Similarly the word <assimilation> is itself an example of assimilation. It comes from the Latin roots <ad> and <simulo>. The /d/ changes its manner of articulation to become a fricative and it also changes its voicing to become unvoiced. These are both properties that /s/ has, and it so happens that an unvoiced dorsal fricative is /s/ meaning that the assimilation is so complete that the /d/ is completely swallowed up by the /s/ and the only remnant left is a doubled <s> in the written form of the word.
Another common form of sandhi is lenition, which means ‘softening’. Lenition usually occurs to consonants when they get surrounded by vowels. If you can remember back to the sonority hierarchy, you might remember that vowels are more sonorous than consonants and you can think of lenition as consonants assimilating to the higher sonority of the vowel that they are now butting up against.
Lenition can be broken down into several more specific processes where certain specific kinds of consonants undergo certain kinds of changes:
- voicing, which involves a consonant moving from unvoiced to voiced, as with /k/ → /g/
- affrication, which involves a stop becoming an affricate, as in /t/ → /ts/
- spirantization, which involves a stop or affricate becoming a fricative, as with /ts/ → /s/, or /b/ → /f/
- debuccalization, which involves moving the place of articulation, usually to the back of the mouth, such as /s/ → /h/
No matter the specific details, all of these involve taking a consonant from lower down on the sonority hierarchy and moving it a little further up.
The opposite of lenition is fortition. While less common, it does occur; as in the Italian /kasa/ ‘house, home’ → [ka:sa] but /a kasa/ ‘at home’ → [ak:a:sa].
In tonal language the tones will often interact via a process called tone sandhi, where one of the tones will become another under certain situations, often under the influence of other tones.
Here a few examples from modern Chinese (Mandarin, Pinyin writing system) :
When any number of tone 3 syllables directly proceed a tone three syllable the first syllables will change to a tone 2.
- xiang3 mai3 hao3 ma3 -> Sandhi -> xiang2 mai2 hao2 ma3
Another language exhibiting complex tone sandhi is Amoy.
Quoted from Wikipedia : Tone sandhi
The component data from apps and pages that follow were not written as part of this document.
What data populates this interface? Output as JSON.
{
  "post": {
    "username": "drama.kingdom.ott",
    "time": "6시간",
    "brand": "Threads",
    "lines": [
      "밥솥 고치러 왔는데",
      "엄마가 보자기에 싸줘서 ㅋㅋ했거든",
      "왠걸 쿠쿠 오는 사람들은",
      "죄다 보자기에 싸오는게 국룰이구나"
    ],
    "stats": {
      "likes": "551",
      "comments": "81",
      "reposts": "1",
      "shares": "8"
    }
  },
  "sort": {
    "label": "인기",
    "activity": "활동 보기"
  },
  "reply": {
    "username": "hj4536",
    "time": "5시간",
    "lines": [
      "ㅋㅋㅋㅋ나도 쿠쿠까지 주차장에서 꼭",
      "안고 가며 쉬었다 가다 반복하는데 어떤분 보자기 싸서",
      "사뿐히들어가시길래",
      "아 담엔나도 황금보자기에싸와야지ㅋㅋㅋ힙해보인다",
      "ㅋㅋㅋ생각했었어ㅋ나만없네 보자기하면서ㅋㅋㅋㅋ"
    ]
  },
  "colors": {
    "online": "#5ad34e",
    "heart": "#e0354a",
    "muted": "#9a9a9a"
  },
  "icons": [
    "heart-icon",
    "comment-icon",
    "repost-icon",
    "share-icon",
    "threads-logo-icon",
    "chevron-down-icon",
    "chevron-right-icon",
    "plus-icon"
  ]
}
"Amoy has five tones, which are reduced to two in syllables which end in a stop consonant. (These are numbered 4 and 8 in the diagram above.) Within a phonological word, all syllables but the last one change tone. Among unstopped syllables (that is, those which do not end in a stop), tone 1 becomes 7, tone 7 becomes 3, tone 3 becomes 2, and tone 2 becomes 1. Tone 5 becomes 7 or 3, depending on dialect. Stopped syllables ending in /p/, /t/, or /k/ take the opposite tone (phonetically, a high tone becomes low, and a low tone becomes high), whereas syllables ending in a glottal stop (written h in the diagram above) drop their final consonant to become tones 2 or 3."